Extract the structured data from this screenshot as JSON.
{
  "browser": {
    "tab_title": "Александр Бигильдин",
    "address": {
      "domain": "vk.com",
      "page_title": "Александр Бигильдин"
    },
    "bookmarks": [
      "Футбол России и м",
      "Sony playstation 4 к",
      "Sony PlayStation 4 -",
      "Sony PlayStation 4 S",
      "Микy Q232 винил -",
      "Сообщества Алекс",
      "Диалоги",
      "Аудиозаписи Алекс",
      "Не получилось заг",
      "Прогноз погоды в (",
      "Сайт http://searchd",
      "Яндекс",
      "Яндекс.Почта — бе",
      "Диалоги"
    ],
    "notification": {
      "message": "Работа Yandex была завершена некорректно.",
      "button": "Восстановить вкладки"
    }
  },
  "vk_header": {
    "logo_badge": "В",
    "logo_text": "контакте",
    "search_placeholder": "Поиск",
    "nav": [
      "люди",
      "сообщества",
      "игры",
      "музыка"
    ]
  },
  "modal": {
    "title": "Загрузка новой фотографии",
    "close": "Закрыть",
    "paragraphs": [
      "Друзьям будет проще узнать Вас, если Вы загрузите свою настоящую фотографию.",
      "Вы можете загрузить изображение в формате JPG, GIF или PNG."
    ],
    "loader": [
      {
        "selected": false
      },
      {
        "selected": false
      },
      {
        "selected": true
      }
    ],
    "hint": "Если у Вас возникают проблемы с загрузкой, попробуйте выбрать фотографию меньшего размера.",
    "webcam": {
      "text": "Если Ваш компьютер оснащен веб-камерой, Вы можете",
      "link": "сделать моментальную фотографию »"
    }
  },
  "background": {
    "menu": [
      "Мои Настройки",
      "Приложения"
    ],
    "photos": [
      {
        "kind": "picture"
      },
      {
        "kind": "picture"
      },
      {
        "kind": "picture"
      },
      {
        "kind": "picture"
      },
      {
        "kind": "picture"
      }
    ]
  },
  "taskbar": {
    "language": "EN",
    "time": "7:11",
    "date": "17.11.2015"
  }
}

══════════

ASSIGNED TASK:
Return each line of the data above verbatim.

SOLUTION FOR THIS EXERCISE:
Extract the structured data from this screenshot as JSON.
{
  "browser": {
    "tab_title": "Александр Бигильдин",
    "address": {
      "domain": "vk.com",
      "page_title": "Александр Бигильдин"
    },
    "bookmarks": [
      "Футбол России и м",
      "Sony playstation 4 к",
      "Sony PlayStation 4 -",
      "Sony PlayStation 4 S",
      "Микy Q232 винил -",
      "Сообщества Алекс",
      "Диалоги",
      "Аудиозаписи Алекс",
      "Не получилось заг",
      "Прогноз погоды в (",
      "Сайт http://searchd",
      "Яндекс",
      "Яндекс.Почта — бе",
      "Диалоги"
    ],
    "notification": {
      "message": "Работа Yandex была завершена некорректно.",
      "button": "Восстановить вкладки"
    }
  },
  "vk_header": {
    "logo_badge": "В",
    "logo_text": "контакте",
    "search_placeholder": "Поиск",
    "nav": [
      "люди",
      "сообщества",
      "игры",
      "музыка"
    ]
  },
  "modal": {
    "title": "Загрузка новой фотографии",
    "close": "Закрыть",
    "paragraphs": [
      "Друзьям будет проще узнать Вас, если Вы загрузите свою настоящую фотографию.",
      "Вы можете загрузить изображение в формате JPG, GIF или PNG."
    ],
    "loader": [
      {
        "selected": false
      },
      {
        "selected": false
      },
      {
        "selected": true
      }
    ],
    "hint": "Если у Вас возникают проблемы с загрузкой, попробуйте выбрать фотографию меньшего размера.",
    "webcam": {
      "text": "Если Ваш компьютер оснащен веб-камерой, Вы можете",
      "link": "сделать моментальную фотографию »"
    }
  },
  "background": {
    "menu": [
      "Мои Настройки",
      "Приложения"
    ],
    "photos": [
      {
        "kind": "picture"
      },
      {
        "kind": "picture"
      },
      {
        "kind": "picture"
      },
      {
        "kind": "picture"
      },
      {
        "kind": "picture"
      }
    ]
  },
  "taskbar": {
    "language": "EN",
    "time": "7:11",
    "date": "17.11.2015"
  }
}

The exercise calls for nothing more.